**Exercise data:**

========

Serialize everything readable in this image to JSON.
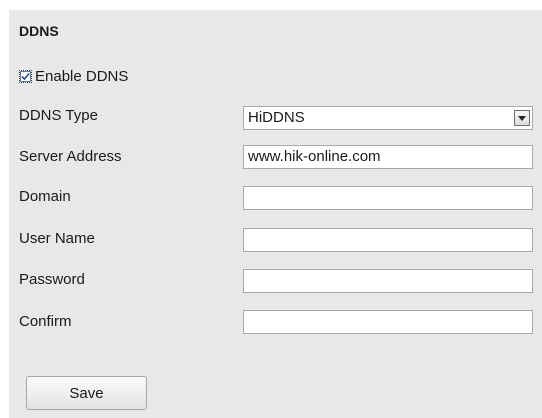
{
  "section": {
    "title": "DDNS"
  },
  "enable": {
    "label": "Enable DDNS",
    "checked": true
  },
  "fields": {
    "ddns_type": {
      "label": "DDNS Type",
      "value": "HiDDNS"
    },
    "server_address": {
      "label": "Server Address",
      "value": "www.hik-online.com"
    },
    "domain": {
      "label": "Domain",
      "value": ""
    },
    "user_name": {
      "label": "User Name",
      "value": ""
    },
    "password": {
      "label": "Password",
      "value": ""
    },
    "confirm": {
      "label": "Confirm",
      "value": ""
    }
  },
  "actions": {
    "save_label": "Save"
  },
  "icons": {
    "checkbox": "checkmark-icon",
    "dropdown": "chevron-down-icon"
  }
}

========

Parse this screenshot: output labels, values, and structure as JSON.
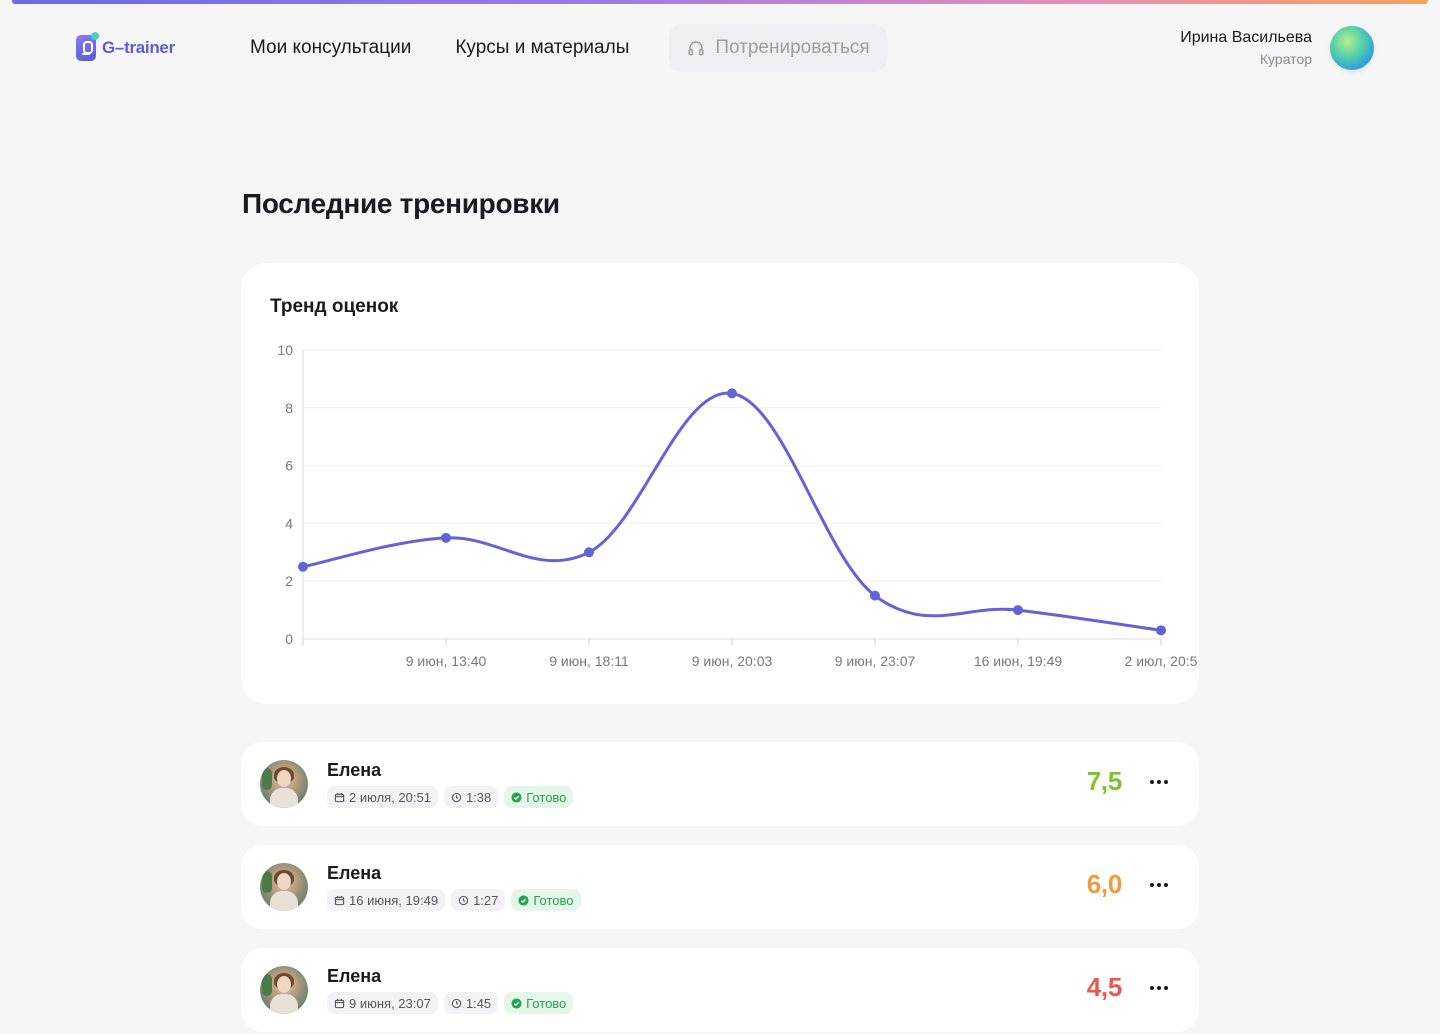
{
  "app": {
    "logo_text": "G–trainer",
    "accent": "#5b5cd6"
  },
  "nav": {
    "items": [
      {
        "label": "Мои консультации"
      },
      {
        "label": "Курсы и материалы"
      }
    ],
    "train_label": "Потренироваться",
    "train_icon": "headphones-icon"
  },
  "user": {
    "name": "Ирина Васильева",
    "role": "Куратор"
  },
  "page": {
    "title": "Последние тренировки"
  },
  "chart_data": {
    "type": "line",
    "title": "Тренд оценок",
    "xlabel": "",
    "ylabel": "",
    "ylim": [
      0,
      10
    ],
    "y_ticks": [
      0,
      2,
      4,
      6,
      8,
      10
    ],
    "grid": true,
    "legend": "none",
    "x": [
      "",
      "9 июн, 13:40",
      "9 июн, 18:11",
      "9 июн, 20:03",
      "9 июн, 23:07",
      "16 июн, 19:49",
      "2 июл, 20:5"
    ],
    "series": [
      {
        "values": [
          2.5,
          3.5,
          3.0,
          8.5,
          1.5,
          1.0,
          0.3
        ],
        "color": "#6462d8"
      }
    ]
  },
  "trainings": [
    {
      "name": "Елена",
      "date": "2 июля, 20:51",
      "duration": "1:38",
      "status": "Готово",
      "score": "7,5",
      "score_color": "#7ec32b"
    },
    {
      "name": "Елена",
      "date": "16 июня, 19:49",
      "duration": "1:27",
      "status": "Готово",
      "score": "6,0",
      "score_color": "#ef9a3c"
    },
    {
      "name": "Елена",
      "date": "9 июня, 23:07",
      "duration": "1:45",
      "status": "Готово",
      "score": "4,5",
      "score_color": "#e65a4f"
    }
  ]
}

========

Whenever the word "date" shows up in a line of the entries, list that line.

      "date": "2 июля, 20:51",
      "date": "16 июня, 19:49",
      "date": "9 июня, 23:07",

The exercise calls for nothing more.